This is what they are most concerned about--pushback against the policy of staying in Iraq for the next hundred years. The DoD is going to align itself with McCain for purely procurement reasons, even though McCain has forced the DoD to accept some bitter pills in recent years. (The air tanker issue being just one example.)
Among the most outspoken were those who joined the so-called generals' revolt in 2006 demanding the resignation of Donald Rumsfeld as defense secretary, as well as former officers who have written books attacking the Bush administration's planning for and execution of the war in Iraq.
The so-called general's revolt is exactly correct. It was not a revolt. It was a respectful and honest assessment that change was needed because the troops were paying too high of a price. It was a wake-up call to an out-of-touch defense secretary who had a laughing, dismissive "stuff happens" attitude that was entirely out of touch with reality. It is a proven lie--McCain never really did call for the "firing" of Don Rumsfeld. But for the DoD to consider aligning itself with McCain is proof that what they fear the most is a Democratic administration that will enforce ethics rules, turn off the lucrative spigot of procurement for many, and reduce the contractor work force.
While retired officers have full rights to political activism, their colleagues still in uniform fear its effect on those trying to carry out the mission, especially more junior officers and enlisted personnel. Active-duty military personnel are prohibited from taking part in partisan politics.
Is that name "Boylan" ringing any bells?
"As the nation prepares to elect a new president," Mullen wrote, "we would all do well to remember the promises we made: to obey civilian authority, to support and defend the Constitution and to do our duty at all times."
"Keeping our politics private is a good first step," he added. "The only things we should be wearing on our sleeves are our military insignia."
Mullen said he was inspired to write the essay after receiving a constant stream of legitimate, if troubling, questions while visiting U.S. military personnel around the world, including, "What if a Democrat wins?" and, "What will that do to the mission in Iraq?"
There USED to be an Honor Code, but that is, apparently, gone.
For the Chairman of the Joint Chiefs to actually have to make that statement to a professional military is a clear indication that there ALREADY EXISTS a politicization of the military and that there ALREADY IS a problem that Mullen would like to distance himself from. Clearly, Mullen is getting some bizaare correspondence from officers who ought to know better but are, for some unknown reason, openly and flagrantly positing a very troubling question--should they retire en masse on January 20, 2009 or bureaucratically "resist" the orders of a Democratic President as many did against Bill Clinton in the early 1990s?

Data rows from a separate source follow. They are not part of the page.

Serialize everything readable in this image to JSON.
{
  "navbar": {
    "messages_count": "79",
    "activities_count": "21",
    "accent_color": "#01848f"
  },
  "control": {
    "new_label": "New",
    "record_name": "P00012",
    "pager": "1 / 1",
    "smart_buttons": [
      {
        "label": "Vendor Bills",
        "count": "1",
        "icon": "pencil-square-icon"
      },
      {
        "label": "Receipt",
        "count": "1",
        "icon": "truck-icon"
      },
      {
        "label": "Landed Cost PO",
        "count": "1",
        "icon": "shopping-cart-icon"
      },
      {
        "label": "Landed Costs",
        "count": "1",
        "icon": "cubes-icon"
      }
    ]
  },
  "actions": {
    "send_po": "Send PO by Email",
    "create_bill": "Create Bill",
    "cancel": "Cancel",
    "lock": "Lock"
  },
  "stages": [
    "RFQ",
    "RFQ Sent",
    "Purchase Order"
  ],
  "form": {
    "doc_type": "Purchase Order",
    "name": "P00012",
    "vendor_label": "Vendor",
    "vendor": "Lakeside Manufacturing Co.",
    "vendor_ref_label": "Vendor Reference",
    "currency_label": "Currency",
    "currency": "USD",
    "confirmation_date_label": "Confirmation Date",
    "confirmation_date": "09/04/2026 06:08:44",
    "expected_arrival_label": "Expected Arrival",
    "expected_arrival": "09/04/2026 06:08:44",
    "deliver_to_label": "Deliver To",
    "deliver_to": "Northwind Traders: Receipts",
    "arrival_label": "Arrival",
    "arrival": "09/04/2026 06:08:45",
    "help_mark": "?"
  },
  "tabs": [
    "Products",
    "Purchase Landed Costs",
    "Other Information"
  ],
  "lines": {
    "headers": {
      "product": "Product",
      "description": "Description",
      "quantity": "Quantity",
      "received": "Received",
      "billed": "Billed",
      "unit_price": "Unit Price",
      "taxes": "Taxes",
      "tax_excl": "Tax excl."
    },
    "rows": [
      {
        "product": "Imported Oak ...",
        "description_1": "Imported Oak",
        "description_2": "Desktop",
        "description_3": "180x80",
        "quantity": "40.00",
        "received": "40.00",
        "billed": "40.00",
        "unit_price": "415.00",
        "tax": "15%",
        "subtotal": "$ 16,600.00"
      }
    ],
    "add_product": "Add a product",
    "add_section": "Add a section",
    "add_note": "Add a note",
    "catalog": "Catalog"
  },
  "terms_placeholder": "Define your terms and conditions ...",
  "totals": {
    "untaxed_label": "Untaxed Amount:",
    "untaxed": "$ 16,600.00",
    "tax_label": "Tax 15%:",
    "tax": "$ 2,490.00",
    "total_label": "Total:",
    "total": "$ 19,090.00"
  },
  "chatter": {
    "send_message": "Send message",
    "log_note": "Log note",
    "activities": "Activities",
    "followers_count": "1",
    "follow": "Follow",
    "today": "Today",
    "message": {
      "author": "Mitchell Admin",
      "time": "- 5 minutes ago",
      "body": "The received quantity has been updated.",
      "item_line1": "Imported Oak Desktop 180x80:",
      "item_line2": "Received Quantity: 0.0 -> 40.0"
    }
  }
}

Given that Mullen felt "compelled" to have to make such statements, it is more than likely imperative that whoever wins in November will have a choice to make. Either cashier vast numbers of senior flag officers or be prepared to wage an ongoing struggle with an intransigent Pentagon bureaucracy.
There is one other point to make--this blog regularly carries a "Friday News Dump" of bad news released after regular business hours on Friday afternoons. The Pentagon does that to hide embarrassing details or information about certain events or policies from the public in order to benefit the Bush Administration. This is proof positive that there already exists a politization of the defense establishment. The next President, should that President be a Democrat, would do well to ensure that bad news is released when bad news happens, regardless of what day it is.